As New Yorkers get ready to head to the polls for their state’s primary elections, we ask who you would vote for – and provide a recap of the candidates’ positions on one campaign trail talking point: carried interest taxation.

New Yorkers will be heading to the polls next week to have their say on the main political parties’ nominees for President. That means a large number of private equity professionals will be casting their vote.

New York operates closed primaries – the state’s residents may only vote for their own party’s candidates – but we’re running an open primary of our own to take the industry’s pulse. Click here to vote; results will be revealed next week.

While we can’t tell you which way to vote, we can offer some guidance around one of the few concrete policy areas that has a direct effect on private equity: the taxation of carried interest.

In the US, carry is currently taxed at the capital gains rate of 20 percent (23.8 percent including the Medicare surtax). If it were to be taxed at the current highest ordinary income tax rate, or 39.6 percent, it would bring more than $15 billion in extra tax revenue between 2016 and 2025, Congress’s joint committee on taxation disclosed in September.

Carry’s tax designation has been a talking point on Capitol Hill for many years – with bills repeatedly introduced and defeated in Congress. It’s also been an easy target in past presidential elections with pundits happy to skip the nuance and stick to soundbites of the ‘Wall Street vs. Main Street’ variety.

This US election cycle has been no different. Carry tax is a political football and has been kicked/thrown in different directions by all five front-runners.

Here – in alphabetical order – is what each candidate has said they would do about taxing carried interest:

Hillary Clinton (D) has criticised private equity and hedge fund managers for paying “lower tax rates than nurses or the truckers” and has herself been criticised for accepting paid speaking engagements at private equity events run by the likes of Carlyle Group and KKR. Her tax plan calls for taxing carried interest as ordinary income, or 39.6 percent instead of the current 23.8 percent.

Ted Cruz (R) would decrease the rate on capital gains to 10 percent and supports a flat rate of 10 percent on all ordinary income, which would also lower the tax on management fees, currently taxed as ordinary income.
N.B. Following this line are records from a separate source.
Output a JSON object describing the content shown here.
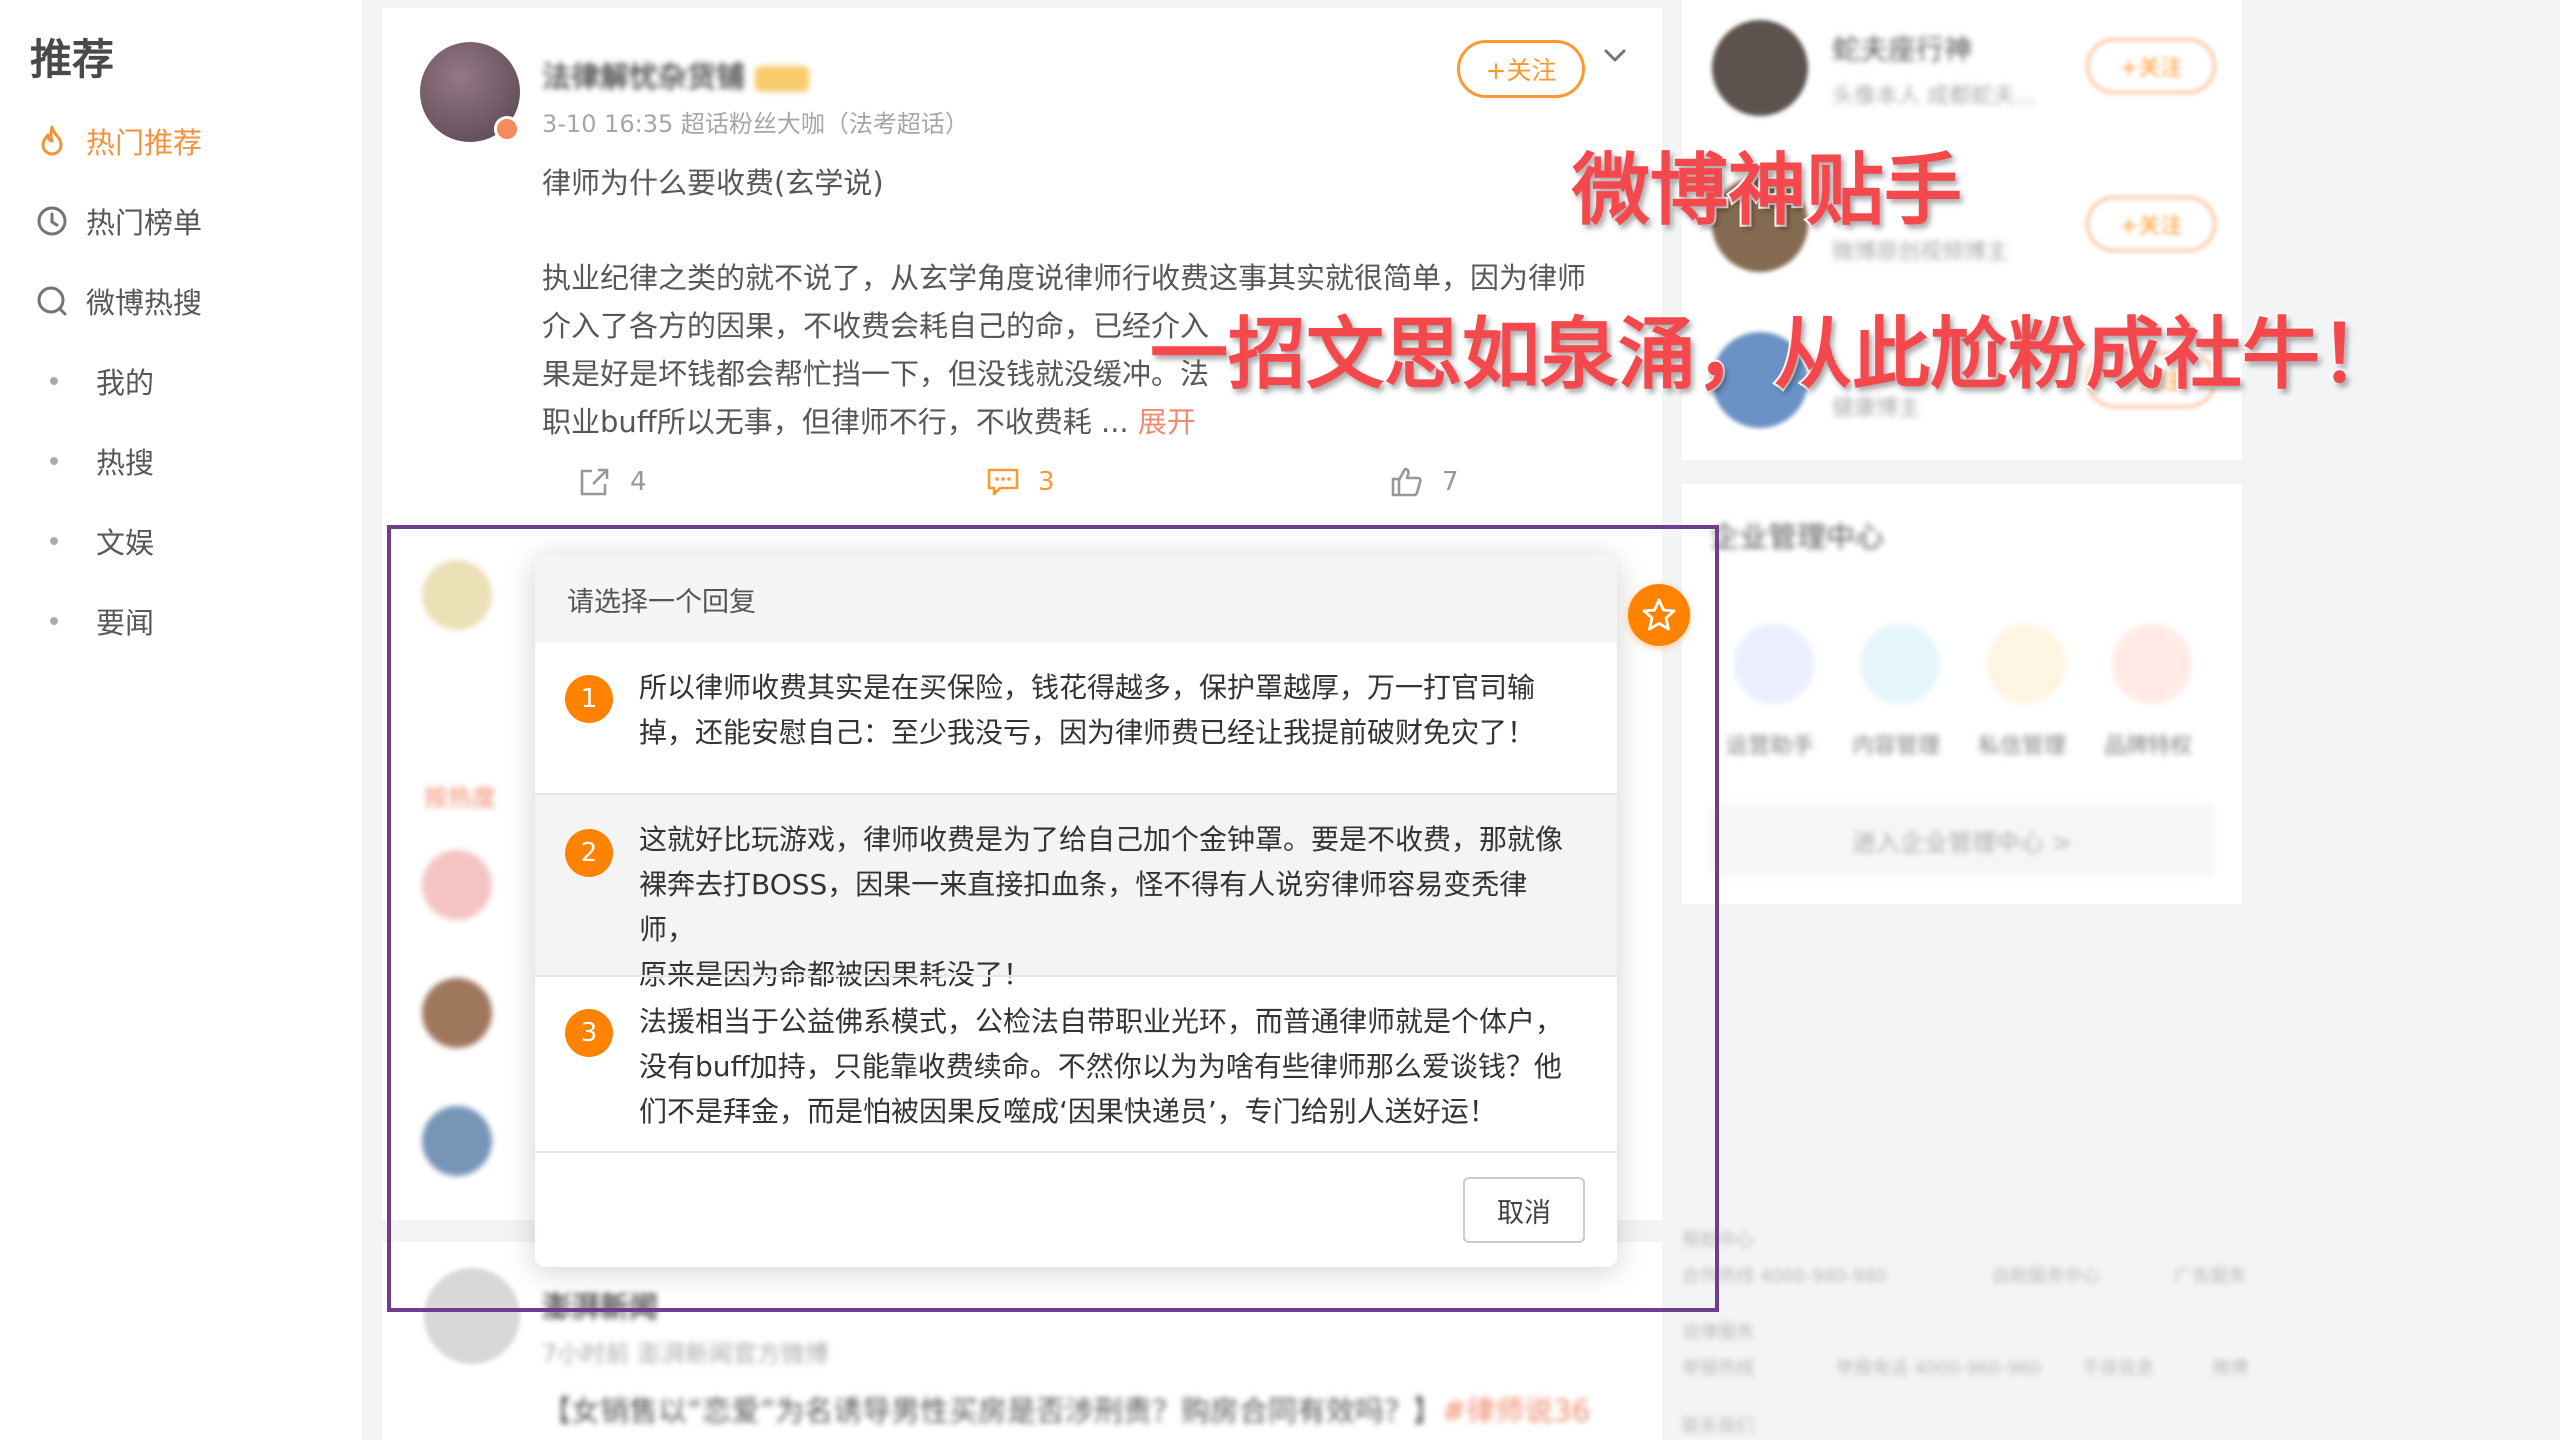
{
  "sidebar": {
    "title": "推荐",
    "items": [
      {
        "label": "热门推荐",
        "icon": "flame-icon"
      },
      {
        "label": "热门榜单",
        "icon": "clock-icon"
      },
      {
        "label": "微博热搜",
        "icon": "search-icon"
      },
      {
        "label": "我的",
        "icon": "dot"
      },
      {
        "label": "热搜",
        "icon": "dot"
      },
      {
        "label": "文娱",
        "icon": "dot"
      },
      {
        "label": "要闻",
        "icon": "dot"
      }
    ]
  },
  "post": {
    "author": "法律解忧杂货铺",
    "meta": "3-10 16:35  超话粉丝大咖（法考超话）",
    "follow_label": "+关注",
    "title": "律师为什么要收费(玄学说)",
    "body_lines": [
      "执业纪律之类的就不说了，从玄学角度说律师行收费这事其实就很简单，因为律师",
      "介入了各方的因果，不收费会耗自己的命，已经介入",
      "果是好是坏钱都会帮忙挡一下，但没钱就没缓冲。法",
      "职业buff所以无事，但律师不行，不收费耗 ..."
    ],
    "expand_label": "展开",
    "share_count": "4",
    "comment_count": "3",
    "like_count": "7"
  },
  "comments": {
    "hot_label": "按热度"
  },
  "post2": {
    "author": "澎湃新闻",
    "meta": "7小时前  澎湃新闻官方微博",
    "body": "【女销售以“恋爱”为名诱导男性买房是否涉刑责？购房合同有效吗？】",
    "tag": "#律师说36"
  },
  "right": {
    "users": [
      {
        "name": "蛇夫座行神",
        "desc": "头像本人 成都蛇夫..."
      },
      {
        "name": "",
        "desc": "微博原创视频博主"
      },
      {
        "name": "",
        "desc": "健康博主"
      }
    ],
    "follow_label": "+关注",
    "enterprise": {
      "title": "企业管理中心",
      "tools": [
        "运营助手",
        "内容管理",
        "私信管理",
        "品牌特权"
      ],
      "button": "进入企业管理中心 >"
    },
    "footer": [
      {
        "a": "帮助中心",
        "b": ""
      },
      {
        "a": "合作热线 4000-980-980",
        "b": "自助服务中心",
        "c": "广告服务"
      },
      {
        "a": "自律服务",
        "b": ""
      },
      {
        "a": "举报热线",
        "b": "举报电话 4000-960-960",
        "c": "不良信息",
        "d": "微博"
      },
      {
        "a": "联系我们",
        "b": ""
      }
    ]
  },
  "dialog": {
    "header": "请选择一个回复",
    "options": [
      {
        "num": "1",
        "lines": [
          "所以律师收费其实是在买保险，钱花得越多，保护罩越厚，万一打官司输",
          "掉，还能安慰自己：至少我没亏，因为律师费已经让我提前破财免灾了！"
        ]
      },
      {
        "num": "2",
        "lines": [
          "这就好比玩游戏，律师收费是为了给自己加个金钟罩。要是不收费，那就像",
          "裸奔去打BOSS，因果一来直接扣血条，怪不得有人说穷律师容易变秃律师，",
          "原来是因为命都被因果耗没了！"
        ]
      },
      {
        "num": "3",
        "lines": [
          "法援相当于公益佛系模式，公检法自带职业光环，而普通律师就是个体户，",
          "没有buff加持，只能靠收费续命。不然你以为为啥有些律师那么爱谈钱？他",
          "们不是拜金，而是怕被因果反噬成‘因果快递员’，专门给别人送好运！"
        ]
      }
    ],
    "cancel_label": "取消"
  },
  "promo": {
    "line1": "微博神贴手",
    "line2": "一招文思如泉涌，从此尬粉成社牛！"
  },
  "colors": {
    "accent": "#ff8200",
    "link": "#eb7350",
    "frame": "#6f3d8c",
    "promo": "#f5484d"
  }
}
John Kasich (R), a former investment banker at Lehman Brothers, has said that he would lower the tax on capital gain to 15 percent from 20 percent.

Bernie Sanders (D) would, like Clinton, tax carried interest as ordinary income, mainly to pay for a proposed $5.5 billion youth job programme that he claims would create 1 million jobs for disadvantaged young Americans. He also plans to establish four new brackets for the taxation of ordinary income, with the highest being 52 percent.

Donald Trump (R)’s plan for carry tax is potentially the most confusing of our candidates. He has said he wants to tax carried interest as ordinary income, but he also wants to lower the highest tax rate on ordinary income to 25 percent from 39.6 percent. This would effectively increase carry tax by 1.2 percent, while at the same time lowering the tax on the management fee to 25 percent. It seems to be the hedge fund world he takes most issue with, though, having said the “hedge fund guys” are “getting away with murder” by paying “nothing in taxes”.

Whether any of them will try to implement these policies – let alone be successful in doing so – when push comes to shove is arguable. But armed with this clear insight into what is admittedly just one area of the debate, we urge you to express your views on who you would most like to see in the White House and who you believe would be the best candidate for the private equity industry.